I am a little stuck on Myra, so we will talk a bit more about her today.  She is extremely complex and has been one of the most satisfying characters to develop.  Her appearance indicates nothing more than weakness but that also makes her stealthy.  She can sneak up on you.  She is a hustler like Forest Whittaker in the Color of Money, completely unassuming.  She loves a man with every ounce of her soul who does not and most likely, will not love her back.  The saddest aspect of Myra is that she hangs on with this thin little string of hope to any chance that Henry might see her as something more than a nuisance.  I keep her close to me as she is one of the most emotional characters to write.

Anyhow, Myra loves oranges.  Much like Watteau’s dogs, Oranges are peppered throughout the novels, popping up here and there.  Why does Myra like oranges?  Oranges are exotic.  Their sweet smell is reminiscent of far away places that are warm and sunny.  Myra longs to break free.  She is a prisoner of her own fear, her loyalty to her father, Roman Hatfield, and as a child, her illnesses. She dreams of traveling to white beaches kissed by blue waters, of starting over in a place where nobody knows her.  She could reinvent herself.  Oranges are Myra’s dreams.  She is pivotal in each story line, much like a swing vote in an election. BUT, ultimately Myra loves oranges because Henry does.

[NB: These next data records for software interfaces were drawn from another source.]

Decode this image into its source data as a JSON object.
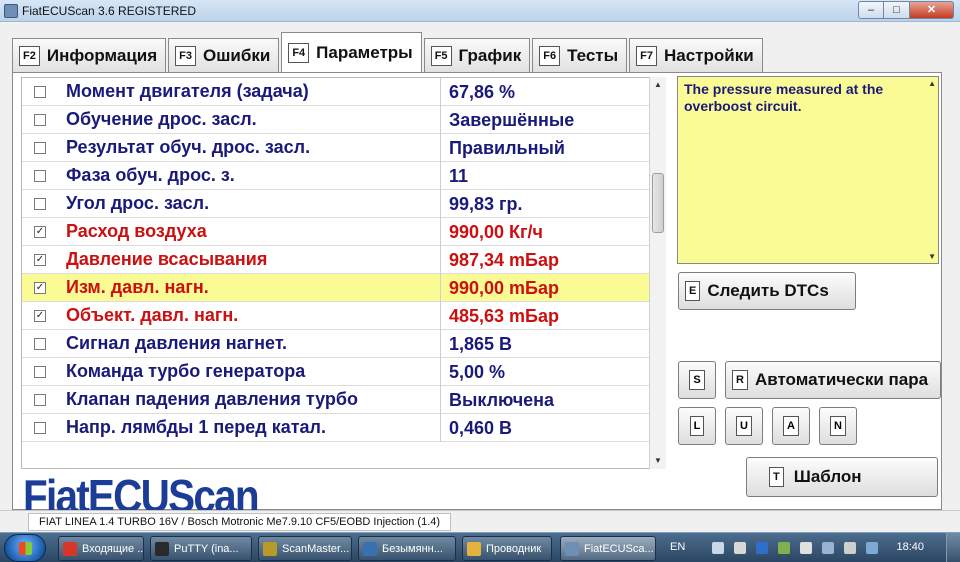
{
  "window": {
    "title": "FiatECUScan 3.6 REGISTERED",
    "buttons": {
      "min": "–",
      "max": "□",
      "close": "✕"
    }
  },
  "tabs": [
    {
      "key": "F2",
      "label": "Информация"
    },
    {
      "key": "F3",
      "label": "Ошибки"
    },
    {
      "key": "F4",
      "label": "Параметры"
    },
    {
      "key": "F5",
      "label": "График"
    },
    {
      "key": "F6",
      "label": "Тесты"
    },
    {
      "key": "F7",
      "label": "Настройки"
    }
  ],
  "active_tab": "Параметры",
  "parameters": [
    {
      "checked": false,
      "name": "Момент двигателя (задача)",
      "value": "67,86 %"
    },
    {
      "checked": false,
      "name": "Обучение дрос. засл.",
      "value": "Завершённые"
    },
    {
      "checked": false,
      "name": "Результат обуч. дрос. засл.",
      "value": "Правильный"
    },
    {
      "checked": false,
      "name": "Фаза обуч. дрос. з.",
      "value": "11"
    },
    {
      "checked": false,
      "name": "Угол дрос. засл.",
      "value": "99,83 гр."
    },
    {
      "checked": true,
      "name": "Расход воздуха",
      "value": "990,00 Кг/ч"
    },
    {
      "checked": true,
      "name": "Давление всасывания",
      "value": "987,34 mБар"
    },
    {
      "checked": true,
      "name": "Изм. давл. нагн.",
      "value": "990,00 mБар"
    },
    {
      "checked": true,
      "name": "Объект. давл. нагн.",
      "value": "485,63 mБар"
    },
    {
      "checked": false,
      "name": "Сигнал давления нагнет.",
      "value": "1,865 В"
    },
    {
      "checked": false,
      "name": "Команда турбо генератора",
      "value": "5,00 %"
    },
    {
      "checked": false,
      "name": "Клапан падения давления турбо",
      "value": "Выключена"
    },
    {
      "checked": false,
      "name": "Напр. лямбды 1 перед катал.",
      "value": "0,460 В"
    }
  ],
  "selected_row": "Изм. давл. нагн.",
  "description": "The pressure measured at the overboost circuit.",
  "buttons": {
    "follow_dtcs": {
      "key": "E",
      "label": "Следить DTCs"
    },
    "s": {
      "key": "S"
    },
    "auto": {
      "key": "R",
      "label": "Автоматически пара"
    },
    "l": {
      "key": "L"
    },
    "u": {
      "key": "U"
    },
    "a": {
      "key": "A"
    },
    "n": {
      "key": "N"
    },
    "template": {
      "key": "T",
      "label": "Шаблон"
    }
  },
  "logo": "FiatECUScan",
  "status": "FIAT LINEA 1.4 TURBO 16V / Bosch Motronic Me7.9.10 CF5/EOBD Injection (1.4)",
  "taskbar": {
    "items": [
      {
        "label": "Входящие ...",
        "icon_color": "#d7372a"
      },
      {
        "label": "PuTTY (ina...",
        "icon_color": "#2a2a2a"
      },
      {
        "label": "ScanMaster...",
        "icon_color": "#b89a2a"
      },
      {
        "label": "Безымянн...",
        "icon_color": "#3a6fb0"
      },
      {
        "label": "Проводник",
        "icon_color": "#e3b33d"
      },
      {
        "label": "FiatECUSca...",
        "icon_color": "#6d8fb5"
      }
    ],
    "language": "EN",
    "clock": "18:40"
  },
  "colors": {
    "accent_text": "#1a1a7a",
    "alert_text": "#cc1010",
    "highlight": "#fbfb95",
    "logo": "#1c3d97"
  }
}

Myra’s role shifts late in the first novel:

“Thank you, Myra,” Lucy said sweetly, “for keeping Henry company and for being such a true and loyal friend.”  Myra blushed.  “You are most welcome, Miss Martin,” she replied.  “Oh please,” Lucy interrupted, “no formalities necessary here.  Call me Lucy.  I sincerely hope that one day soon, that I may call you a friend as well.”  Myra’s cheeks turned an even deeper shade of red.  She had never boasted many friends.  In fact, she had never had a single one outside of Henry, who was always a bit fickle until now. Myra hoped that she might find joy in her newfound friendship and would find someone with whom to share her heart, just like Lucy and Henry.  She loved Henry with all her soul but she knew that she must let him go and forge a new path.  She wanted so desperately to believe what Henry had told her, that she was stronger than she knew…

The one concern with Myra’s newfound role as spy is whether or not Henry is treating her as if she were expendable.  Is he more apt to put her in situations that could cause her harm than he is with Lucy?  Ultimately their fates are my choice but most times it is as if the characters make their own decisions, I merely tell their stories…

Don’t forget our Kickstarter Campaign runs through October 24th.  Check out our new website FlyingFurnitureAdventures.